Reply by ●May 6, 20192019-05-06

On a sunny day (Mon, 6 May 2019 02:33:37 -0400) it happened bitrex <user@example.net> wrote in <6zQzE.1130936$VB3.116246@fx45.iad>:>In a real circuit where the inductor has ESR pinging it will give the >damped resonant frequency, while driving it will give the driven >resonant frequency, which are different. > >Usually what you're interested in is the driven resonant frequency but >if you want to calculate that exactly _on paper_, for a mystery >inductor, you need to know the unloaded Q of the inductor at the driven >resonant frequency, but you can't work backwards from the damped >resonant frequency response to get it because the damped and driven >resonant frequencies aren't exactly the same. > >it was a bit of a joke cuz IIRC the frequency discrepancy is only >significant for pretty low unloaded-Q inductors like less than 10, maybe. > >Anyway I'm thinking about ordering one of those HP5819As "vector >impedance analyzer" or whatever from the 80s. that figures all this >stuff out automatically. 35 years later they've come down in price a lot >all things come to those who wait I guessA grid dip meter was a useful instrument long ago: https://en.wikipedia.org/wiki/Grid_dip_oscillator Build one once.
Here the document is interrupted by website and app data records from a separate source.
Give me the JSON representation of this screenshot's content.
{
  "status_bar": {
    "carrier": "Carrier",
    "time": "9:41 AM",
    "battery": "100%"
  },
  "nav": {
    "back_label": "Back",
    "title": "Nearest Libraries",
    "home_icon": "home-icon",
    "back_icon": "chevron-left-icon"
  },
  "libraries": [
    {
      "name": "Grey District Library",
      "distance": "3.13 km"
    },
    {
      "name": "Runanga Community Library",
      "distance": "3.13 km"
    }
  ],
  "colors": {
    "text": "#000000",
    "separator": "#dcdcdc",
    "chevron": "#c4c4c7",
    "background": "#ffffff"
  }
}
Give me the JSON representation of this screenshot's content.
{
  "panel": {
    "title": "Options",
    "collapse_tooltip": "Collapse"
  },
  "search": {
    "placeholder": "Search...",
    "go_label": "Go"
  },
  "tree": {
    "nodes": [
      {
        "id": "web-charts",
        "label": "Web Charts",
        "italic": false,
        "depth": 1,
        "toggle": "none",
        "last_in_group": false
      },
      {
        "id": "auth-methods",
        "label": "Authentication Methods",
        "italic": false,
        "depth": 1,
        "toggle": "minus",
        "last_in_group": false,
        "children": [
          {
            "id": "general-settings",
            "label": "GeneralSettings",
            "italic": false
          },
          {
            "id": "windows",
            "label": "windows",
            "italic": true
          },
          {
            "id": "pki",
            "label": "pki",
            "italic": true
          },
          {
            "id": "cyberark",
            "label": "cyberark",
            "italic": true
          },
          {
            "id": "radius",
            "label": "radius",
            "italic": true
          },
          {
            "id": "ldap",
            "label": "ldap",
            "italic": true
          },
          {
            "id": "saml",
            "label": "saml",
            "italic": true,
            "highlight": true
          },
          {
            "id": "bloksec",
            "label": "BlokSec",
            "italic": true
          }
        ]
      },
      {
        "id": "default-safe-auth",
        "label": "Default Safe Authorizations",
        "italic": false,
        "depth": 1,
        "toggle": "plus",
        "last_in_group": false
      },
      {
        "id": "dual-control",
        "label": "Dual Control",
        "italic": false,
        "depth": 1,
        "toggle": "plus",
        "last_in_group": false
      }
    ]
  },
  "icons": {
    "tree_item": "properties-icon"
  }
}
Ebay is full of those, from 15$ upwards.... https://www.ebay.com/sch/i.html?_from=R40&_trksid=p2380057.m570.l1313.TR0.TRC0.A0.H0.Xgrid+dip+meter.TRS3&_nkw=grid+dip+meter&_sacat=0 But after winding so many RFcoils I just have some turns and capacitance references in my head you can then find the turns and C for other frequencies easily. Something with square root... This is a cheap home made LC meter: http://panteltje.com/panteltje/pic/lc_pic/index.html